“Flexible seating in classrooms has become popular over the past few years as educators try to make school feel like a welcoming place with different kinds of spaces for different types of learning. Frustrated with static rows of clunky desks, some teachers have taken to rearranging their rooms, bringing in furniture from home, and generally trying to shake up the way classrooms feel by paying attention to lighting, color and clutter. Educators who have followed this path insist there are some serious considerations to keep in mind.”(more)

School redesigns accommodate today’s (and tomorrow’s) teachers and learners

Education Dive – Linda Jacobson

“Individual teacher desks have been replaced with a teacher collaboration space located within each “learning commons” and students are assigned to “huddle groups” that serve as a type of homeroom, giving parents a main point of contact even if instruction is provided by multiple teachers. In addition to large open rooms, meant to support group activities and project-based learning, there are also “cave-like” spaces for when students need to work alone, says Kiffany Lychock, BVSD’s director of educational innovations. “That’s the beauty of these buildings,” she says. “They’re flexible enough to change.” Such innovative layouts and uses of space in schools are being seen across the country as district leaders strive to find designs that support the way students learn today and are flexible enough to accommodate how educators may decide to use them in the future.”(more)

Need classroom decor inspiration? These educators have got you covered.

Chalk Beat – Candace Carrington

“This school year, students will spend about 1,000 hours in school —making their classrooms a huge part of their learning experience. We’re recognizing educators who’ve poured on the pizazz to make students feel welcome. From a 9th-grade “forensics lab” decked out in caution tape to a classroom stage complete with lights to get first graders pumped about public speaking, these crafty teachers have gone above and beyond to create great spaces.”(more)

Is classroom technology good for learning or wasting time?

The Dallas Morning News – Joan E. Hughes

“Can tablets teach children basic math and reading skills? As a professor who studies technology integration in K-12 schools, I can say the answer is yes, but there are some critical caveats. Computers running instructional software have been used to teach basic mathematics and reading since the 1960s. This software shows the student content on a certain topic. The student practices by answering one or more questions, and the computer evaluates the answer and provides feedback. Then the process is repeated with a new topic. Present-day instructional software uses more sophisticated data analytics and algorithms to adapt the instructional content to each student.”(more)

Do the Benefits of Smaller Class Sizes Always Equal the Hype?

Education World – Joel Stice

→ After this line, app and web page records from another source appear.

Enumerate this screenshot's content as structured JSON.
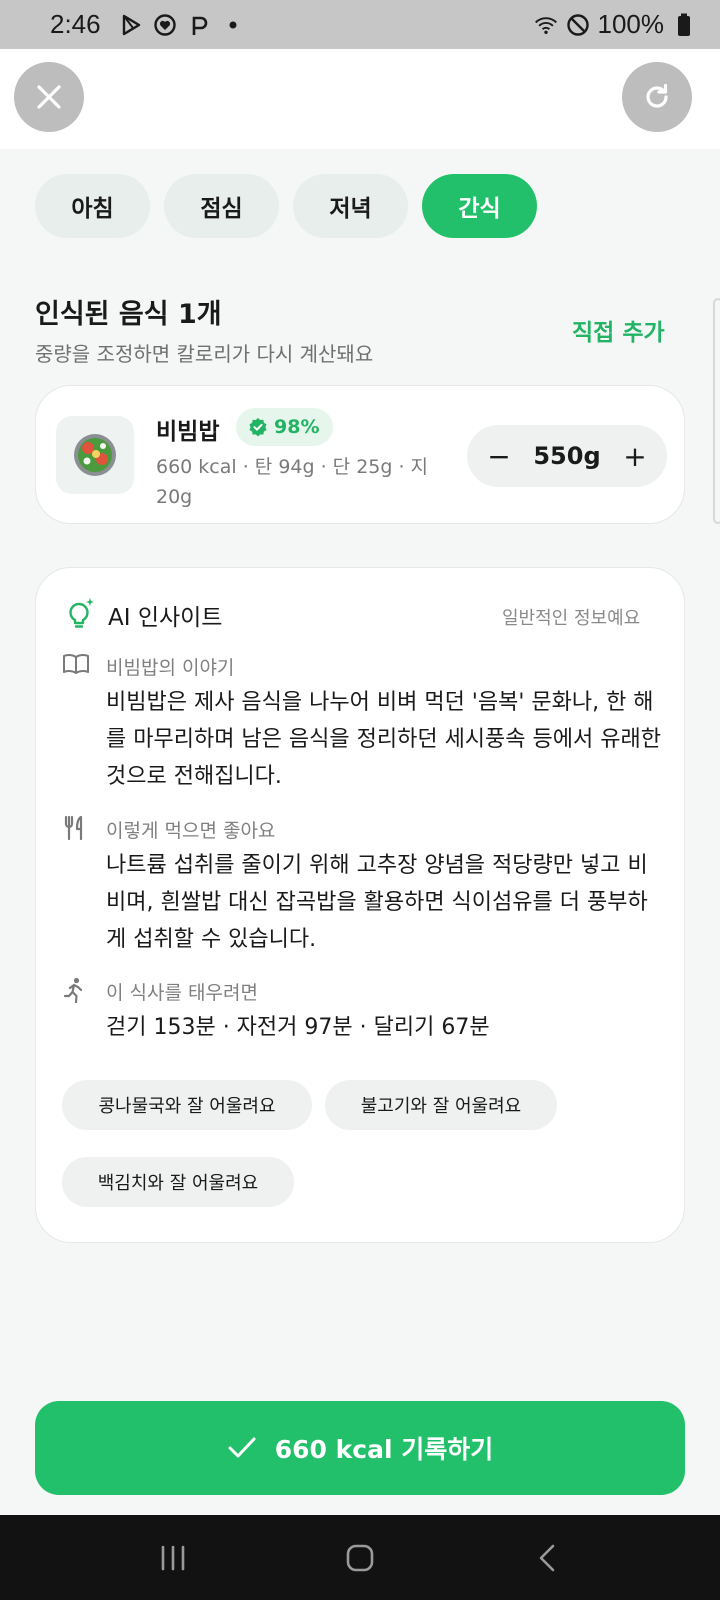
{
  "status_bar": {
    "time": "2:46",
    "battery": "100%",
    "icons": [
      "play-store-icon",
      "heart-shield-icon",
      "p-app-icon",
      "dot-icon",
      "wifi-icon",
      "do-not-disturb-icon",
      "battery-icon"
    ]
  },
  "top_bar": {
    "close_icon": "close-icon",
    "refresh_icon": "refresh-icon"
  },
  "meal_tabs": [
    {
      "label": "아침",
      "active": false
    },
    {
      "label": "점심",
      "active": false
    },
    {
      "label": "저녁",
      "active": false
    },
    {
      "label": "간식",
      "active": true
    }
  ],
  "recognized": {
    "title": "인식된 음식 1개",
    "subtitle": "중량을 조정하면 칼로리가 다시 계산돼요",
    "add_label": "직접 추가"
  },
  "food": {
    "name": "비빔밥",
    "confidence": "98%",
    "nutrition": "660 kcal · 탄 94g · 단 25g · 지 20g",
    "weight": "550g",
    "minus": "−",
    "plus": "+"
  },
  "insight": {
    "title": "AI 인사이트",
    "note": "일반적인 정보예요",
    "story_label": "비빔밥의 이야기",
    "story_body": "비빔밥은 제사 음식을 나누어 비벼 먹던 '음복' 문화나, 한 해를 마무리하며 남은 음식을 정리하던 세시풍속 등에서 유래한 것으로 전해집니다.",
    "tip_label": "이렇게 먹으면 좋아요",
    "tip_body": "나트륨 섭취를 줄이기 위해 고추장 양념을 적당량만 넣고 비비며, 흰쌀밥 대신 잡곡밥을 활용하면 식이섬유를 더 풍부하게 섭취할 수 있습니다.",
    "burn_label": "이 식사를 태우려면",
    "burn_body": "걷기 153분 · 자전거 97분 · 달리기 67분",
    "pairings": [
      "콩나물국와 잘 어울려요",
      "불고기와 잘 어울려요",
      "백김치와 잘 어울려요"
    ]
  },
  "record_button": {
    "label": "660 kcal 기록하기"
  },
  "colors": {
    "accent": "#22c06a",
    "accent_text": "#22b464",
    "background": "#f4f7f6"
  }
}
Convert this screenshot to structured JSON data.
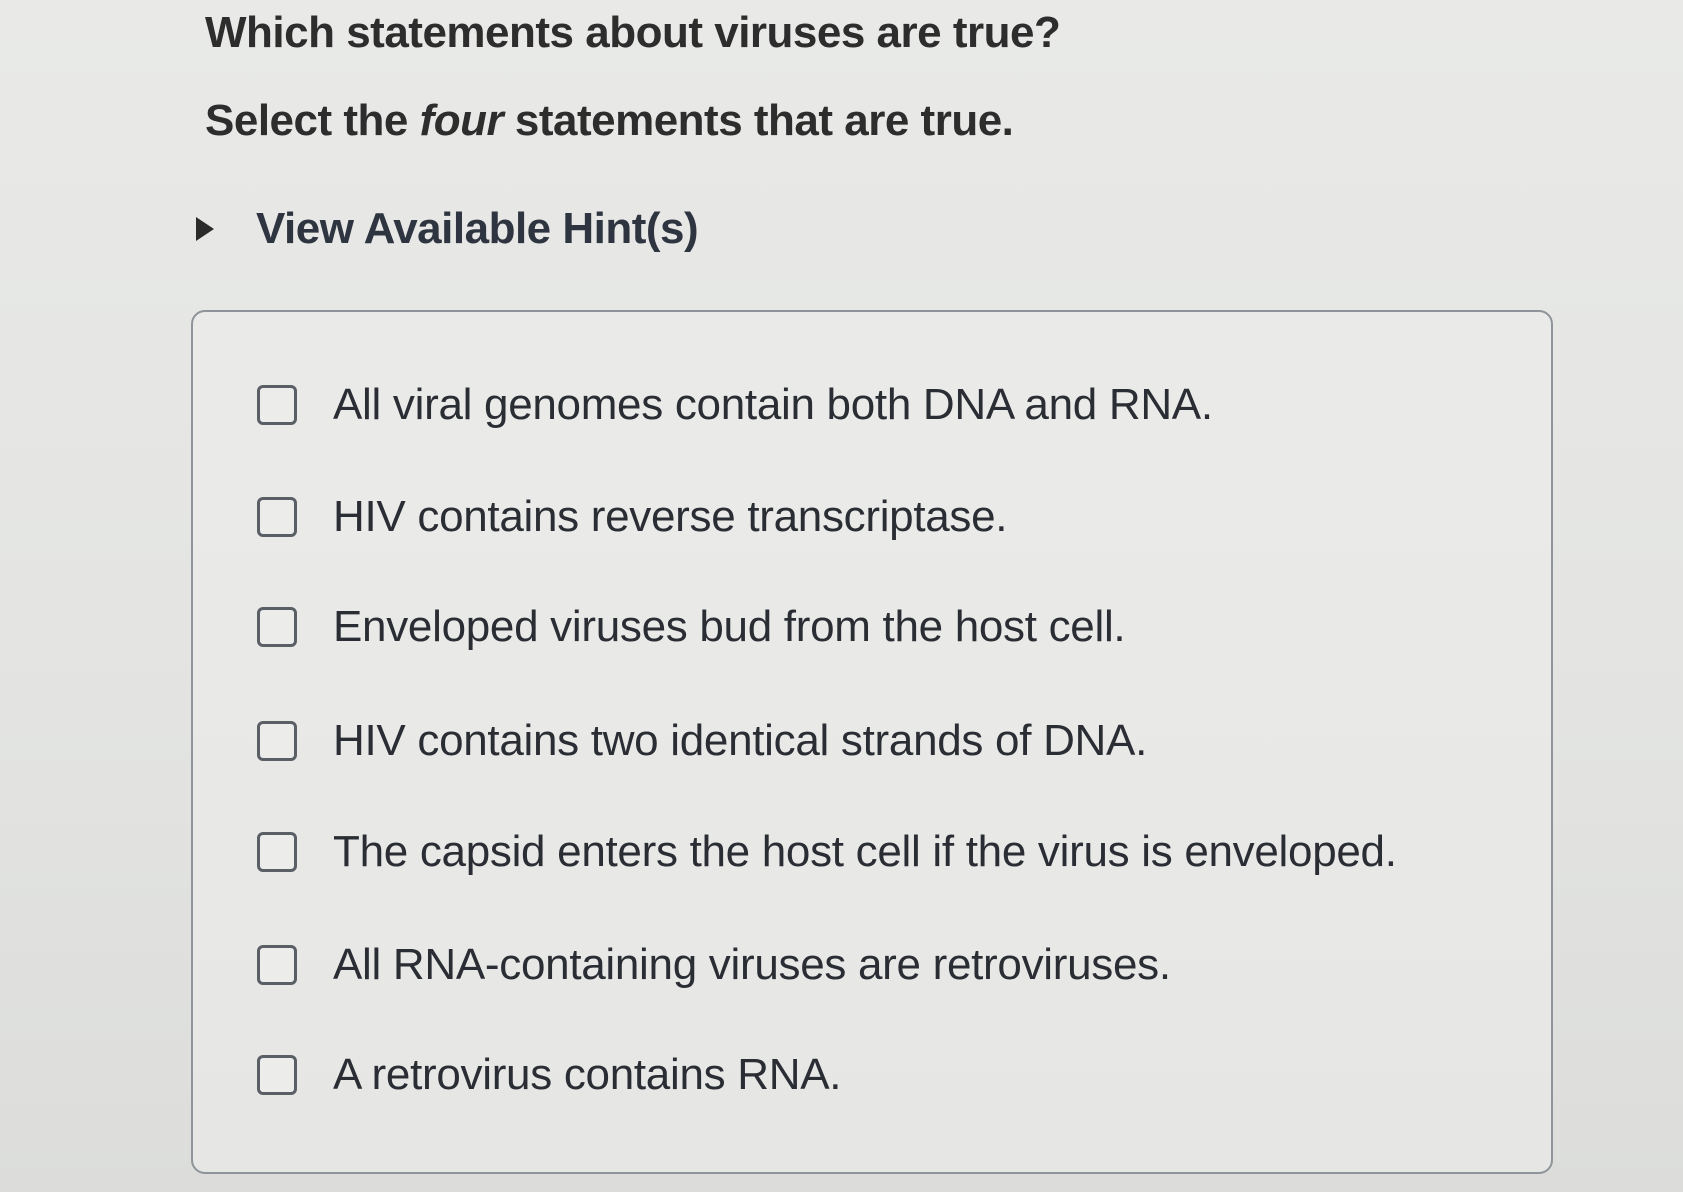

“Overcrowded classrooms are one of the biggest workplace headaches for teachers and many education experts argue for the benefits of smaller class sizes. Both the gains and drawbacks to smaller class sizes are touched upon in a 2017 study that looks at the push for smaller classes in New York City’s public schools.”(more)